## WHAT TO WORK ON
The answer must consist of every line below that contains the word "query".

::::::::::

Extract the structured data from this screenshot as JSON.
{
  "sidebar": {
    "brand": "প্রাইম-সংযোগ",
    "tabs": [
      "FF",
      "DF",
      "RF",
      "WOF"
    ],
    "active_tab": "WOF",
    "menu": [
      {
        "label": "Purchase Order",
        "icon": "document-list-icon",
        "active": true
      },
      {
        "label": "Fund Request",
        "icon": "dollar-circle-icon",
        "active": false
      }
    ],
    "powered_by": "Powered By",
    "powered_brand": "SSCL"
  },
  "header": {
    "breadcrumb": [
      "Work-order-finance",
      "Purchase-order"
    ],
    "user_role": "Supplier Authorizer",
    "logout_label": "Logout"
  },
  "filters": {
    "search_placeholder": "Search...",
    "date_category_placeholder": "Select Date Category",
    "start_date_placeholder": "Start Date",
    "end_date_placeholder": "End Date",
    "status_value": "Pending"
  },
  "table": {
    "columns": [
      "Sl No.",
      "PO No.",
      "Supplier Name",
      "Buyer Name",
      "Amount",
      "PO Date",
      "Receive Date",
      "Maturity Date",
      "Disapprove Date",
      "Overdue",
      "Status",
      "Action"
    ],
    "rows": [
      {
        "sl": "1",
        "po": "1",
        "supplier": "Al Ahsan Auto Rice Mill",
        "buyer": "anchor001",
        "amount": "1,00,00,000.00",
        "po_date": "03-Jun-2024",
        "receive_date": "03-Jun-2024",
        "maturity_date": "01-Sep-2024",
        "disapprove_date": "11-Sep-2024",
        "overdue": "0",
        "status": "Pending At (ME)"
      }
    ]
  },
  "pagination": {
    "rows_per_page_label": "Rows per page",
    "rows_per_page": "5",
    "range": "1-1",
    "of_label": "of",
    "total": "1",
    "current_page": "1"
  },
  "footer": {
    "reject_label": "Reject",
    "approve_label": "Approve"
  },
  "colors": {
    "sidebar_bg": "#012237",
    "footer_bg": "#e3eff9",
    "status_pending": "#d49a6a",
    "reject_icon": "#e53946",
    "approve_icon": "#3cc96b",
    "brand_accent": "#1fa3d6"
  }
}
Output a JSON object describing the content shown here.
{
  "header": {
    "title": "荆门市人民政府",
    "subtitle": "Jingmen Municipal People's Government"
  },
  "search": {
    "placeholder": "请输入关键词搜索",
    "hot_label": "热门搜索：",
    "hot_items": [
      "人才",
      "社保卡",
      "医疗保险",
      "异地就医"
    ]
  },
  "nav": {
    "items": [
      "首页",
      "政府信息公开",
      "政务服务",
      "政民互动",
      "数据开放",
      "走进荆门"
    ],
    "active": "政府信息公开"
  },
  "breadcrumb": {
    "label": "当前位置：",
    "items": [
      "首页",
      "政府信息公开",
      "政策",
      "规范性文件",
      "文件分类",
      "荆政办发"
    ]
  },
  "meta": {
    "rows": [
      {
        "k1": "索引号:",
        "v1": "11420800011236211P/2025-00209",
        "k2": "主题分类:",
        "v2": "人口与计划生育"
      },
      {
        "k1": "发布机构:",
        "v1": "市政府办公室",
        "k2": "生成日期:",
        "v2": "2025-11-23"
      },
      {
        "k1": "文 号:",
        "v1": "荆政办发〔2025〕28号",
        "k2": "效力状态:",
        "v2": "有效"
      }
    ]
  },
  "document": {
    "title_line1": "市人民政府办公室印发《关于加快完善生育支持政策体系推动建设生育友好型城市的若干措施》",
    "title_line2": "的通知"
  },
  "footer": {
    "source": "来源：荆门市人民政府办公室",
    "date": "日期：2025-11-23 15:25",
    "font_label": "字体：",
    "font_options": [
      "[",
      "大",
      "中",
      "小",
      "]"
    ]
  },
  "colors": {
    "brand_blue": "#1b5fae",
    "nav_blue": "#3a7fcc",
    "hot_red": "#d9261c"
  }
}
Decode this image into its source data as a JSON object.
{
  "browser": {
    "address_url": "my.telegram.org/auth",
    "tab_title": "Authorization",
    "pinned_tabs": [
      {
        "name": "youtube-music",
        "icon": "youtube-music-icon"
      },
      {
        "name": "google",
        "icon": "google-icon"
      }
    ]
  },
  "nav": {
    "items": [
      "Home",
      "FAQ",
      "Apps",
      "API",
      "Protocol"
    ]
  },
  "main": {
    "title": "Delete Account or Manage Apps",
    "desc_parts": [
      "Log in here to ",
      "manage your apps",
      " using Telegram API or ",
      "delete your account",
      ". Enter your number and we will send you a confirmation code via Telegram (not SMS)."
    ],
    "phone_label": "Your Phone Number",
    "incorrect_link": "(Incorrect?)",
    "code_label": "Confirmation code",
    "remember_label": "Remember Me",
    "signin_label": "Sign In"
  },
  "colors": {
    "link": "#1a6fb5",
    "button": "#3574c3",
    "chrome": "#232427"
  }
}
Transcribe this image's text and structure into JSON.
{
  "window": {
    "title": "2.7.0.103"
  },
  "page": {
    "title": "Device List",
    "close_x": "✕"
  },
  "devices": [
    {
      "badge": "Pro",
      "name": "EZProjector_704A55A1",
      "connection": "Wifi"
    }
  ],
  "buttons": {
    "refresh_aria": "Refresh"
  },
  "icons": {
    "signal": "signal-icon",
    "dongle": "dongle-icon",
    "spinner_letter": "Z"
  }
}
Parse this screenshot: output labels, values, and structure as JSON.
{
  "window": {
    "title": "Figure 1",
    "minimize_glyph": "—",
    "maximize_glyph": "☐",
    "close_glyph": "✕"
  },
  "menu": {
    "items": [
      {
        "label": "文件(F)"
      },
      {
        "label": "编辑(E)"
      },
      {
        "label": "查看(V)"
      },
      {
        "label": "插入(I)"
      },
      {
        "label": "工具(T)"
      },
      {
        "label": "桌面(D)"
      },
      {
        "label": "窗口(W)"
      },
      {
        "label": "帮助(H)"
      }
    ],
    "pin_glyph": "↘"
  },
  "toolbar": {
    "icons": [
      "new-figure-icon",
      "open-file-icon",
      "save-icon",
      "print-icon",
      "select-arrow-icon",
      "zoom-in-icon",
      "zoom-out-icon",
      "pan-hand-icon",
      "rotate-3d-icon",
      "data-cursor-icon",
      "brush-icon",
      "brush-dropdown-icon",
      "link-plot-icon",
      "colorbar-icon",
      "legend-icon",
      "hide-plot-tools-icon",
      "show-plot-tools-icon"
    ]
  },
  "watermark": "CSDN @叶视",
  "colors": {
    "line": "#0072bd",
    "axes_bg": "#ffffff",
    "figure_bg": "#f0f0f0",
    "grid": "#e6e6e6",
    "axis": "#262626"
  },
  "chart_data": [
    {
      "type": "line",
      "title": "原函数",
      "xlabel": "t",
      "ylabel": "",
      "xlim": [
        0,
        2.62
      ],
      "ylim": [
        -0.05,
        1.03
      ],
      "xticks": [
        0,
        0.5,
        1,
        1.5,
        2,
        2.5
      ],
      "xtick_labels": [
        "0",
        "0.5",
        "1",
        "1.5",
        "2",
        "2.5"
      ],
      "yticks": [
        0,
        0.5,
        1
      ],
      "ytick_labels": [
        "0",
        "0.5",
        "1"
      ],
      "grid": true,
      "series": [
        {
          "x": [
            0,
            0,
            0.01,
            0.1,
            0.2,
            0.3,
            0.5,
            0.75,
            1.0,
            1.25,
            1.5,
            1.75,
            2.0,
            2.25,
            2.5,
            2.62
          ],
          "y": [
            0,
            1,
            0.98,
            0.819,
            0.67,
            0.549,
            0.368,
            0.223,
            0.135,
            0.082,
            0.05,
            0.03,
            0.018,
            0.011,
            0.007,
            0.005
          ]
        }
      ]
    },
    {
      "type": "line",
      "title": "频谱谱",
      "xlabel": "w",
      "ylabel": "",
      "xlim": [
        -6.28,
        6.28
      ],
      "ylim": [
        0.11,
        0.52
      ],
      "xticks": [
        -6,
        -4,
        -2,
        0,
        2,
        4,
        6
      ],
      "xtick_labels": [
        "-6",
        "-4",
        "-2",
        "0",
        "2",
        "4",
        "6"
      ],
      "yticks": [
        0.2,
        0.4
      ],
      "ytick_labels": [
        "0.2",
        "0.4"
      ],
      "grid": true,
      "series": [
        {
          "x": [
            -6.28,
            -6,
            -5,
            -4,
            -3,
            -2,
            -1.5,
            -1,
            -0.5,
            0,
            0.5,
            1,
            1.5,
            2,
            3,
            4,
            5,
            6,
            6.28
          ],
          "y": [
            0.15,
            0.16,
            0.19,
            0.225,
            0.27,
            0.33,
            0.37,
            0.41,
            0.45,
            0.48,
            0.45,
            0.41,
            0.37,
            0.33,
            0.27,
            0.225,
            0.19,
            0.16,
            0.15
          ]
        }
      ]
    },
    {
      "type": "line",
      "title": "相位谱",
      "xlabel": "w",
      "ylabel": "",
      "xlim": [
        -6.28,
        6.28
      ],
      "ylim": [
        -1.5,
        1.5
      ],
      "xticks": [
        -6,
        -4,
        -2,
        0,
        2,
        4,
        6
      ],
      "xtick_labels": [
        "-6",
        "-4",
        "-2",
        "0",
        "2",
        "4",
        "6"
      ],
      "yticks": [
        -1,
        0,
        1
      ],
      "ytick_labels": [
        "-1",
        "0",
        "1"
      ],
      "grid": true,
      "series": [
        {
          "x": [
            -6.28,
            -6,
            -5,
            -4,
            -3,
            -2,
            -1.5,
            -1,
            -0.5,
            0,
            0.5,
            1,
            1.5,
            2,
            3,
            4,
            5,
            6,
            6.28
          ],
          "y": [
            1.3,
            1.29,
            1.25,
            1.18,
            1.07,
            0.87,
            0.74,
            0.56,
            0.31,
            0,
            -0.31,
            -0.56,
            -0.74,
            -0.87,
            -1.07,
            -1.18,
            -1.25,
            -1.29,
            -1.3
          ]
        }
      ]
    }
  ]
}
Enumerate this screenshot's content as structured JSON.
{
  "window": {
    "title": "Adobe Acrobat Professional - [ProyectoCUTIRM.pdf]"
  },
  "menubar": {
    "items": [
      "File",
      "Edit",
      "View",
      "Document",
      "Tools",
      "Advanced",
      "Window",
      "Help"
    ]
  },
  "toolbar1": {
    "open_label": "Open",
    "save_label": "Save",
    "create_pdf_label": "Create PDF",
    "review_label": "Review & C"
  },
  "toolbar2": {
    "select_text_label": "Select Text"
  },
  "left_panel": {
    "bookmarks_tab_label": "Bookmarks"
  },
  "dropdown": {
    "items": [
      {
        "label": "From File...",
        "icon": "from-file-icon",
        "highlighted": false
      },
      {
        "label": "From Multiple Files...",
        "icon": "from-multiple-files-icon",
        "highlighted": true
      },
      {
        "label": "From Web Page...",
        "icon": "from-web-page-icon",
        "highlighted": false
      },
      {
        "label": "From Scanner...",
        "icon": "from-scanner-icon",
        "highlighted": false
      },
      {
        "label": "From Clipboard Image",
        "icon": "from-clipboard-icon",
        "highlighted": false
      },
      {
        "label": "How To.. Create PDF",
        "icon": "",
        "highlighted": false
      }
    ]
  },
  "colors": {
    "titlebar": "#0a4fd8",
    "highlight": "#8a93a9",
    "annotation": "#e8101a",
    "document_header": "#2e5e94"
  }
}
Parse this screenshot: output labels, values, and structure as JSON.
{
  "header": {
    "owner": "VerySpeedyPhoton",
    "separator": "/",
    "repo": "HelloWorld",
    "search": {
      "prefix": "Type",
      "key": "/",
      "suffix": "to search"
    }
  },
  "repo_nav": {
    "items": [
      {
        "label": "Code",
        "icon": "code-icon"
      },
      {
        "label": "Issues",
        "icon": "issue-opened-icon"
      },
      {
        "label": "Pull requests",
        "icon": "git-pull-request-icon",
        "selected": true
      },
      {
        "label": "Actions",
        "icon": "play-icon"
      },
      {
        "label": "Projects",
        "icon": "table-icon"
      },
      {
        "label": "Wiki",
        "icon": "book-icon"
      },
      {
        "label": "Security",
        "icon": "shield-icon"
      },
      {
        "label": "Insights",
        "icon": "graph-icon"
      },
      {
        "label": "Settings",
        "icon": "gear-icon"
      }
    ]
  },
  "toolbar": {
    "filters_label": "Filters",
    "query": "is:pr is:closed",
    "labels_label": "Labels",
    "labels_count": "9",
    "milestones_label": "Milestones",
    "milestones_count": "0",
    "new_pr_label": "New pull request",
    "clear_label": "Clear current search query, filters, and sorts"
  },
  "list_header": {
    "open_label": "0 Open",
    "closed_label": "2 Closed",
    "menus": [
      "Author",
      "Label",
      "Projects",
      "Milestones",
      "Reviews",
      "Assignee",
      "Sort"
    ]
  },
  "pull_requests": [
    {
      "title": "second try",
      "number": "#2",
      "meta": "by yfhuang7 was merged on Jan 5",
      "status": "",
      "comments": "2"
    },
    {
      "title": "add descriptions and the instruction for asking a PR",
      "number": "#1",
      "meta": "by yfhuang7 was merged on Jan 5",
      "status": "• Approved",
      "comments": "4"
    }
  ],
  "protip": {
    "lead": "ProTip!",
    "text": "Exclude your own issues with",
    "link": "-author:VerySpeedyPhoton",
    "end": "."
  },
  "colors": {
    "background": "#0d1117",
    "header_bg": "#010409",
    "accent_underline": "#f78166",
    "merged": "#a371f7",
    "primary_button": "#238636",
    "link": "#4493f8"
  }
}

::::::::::

## SOLVED EXERCISE
    "query": "is:pr is:closed",
    "clear_label": "Clear current search query, filters, and sorts"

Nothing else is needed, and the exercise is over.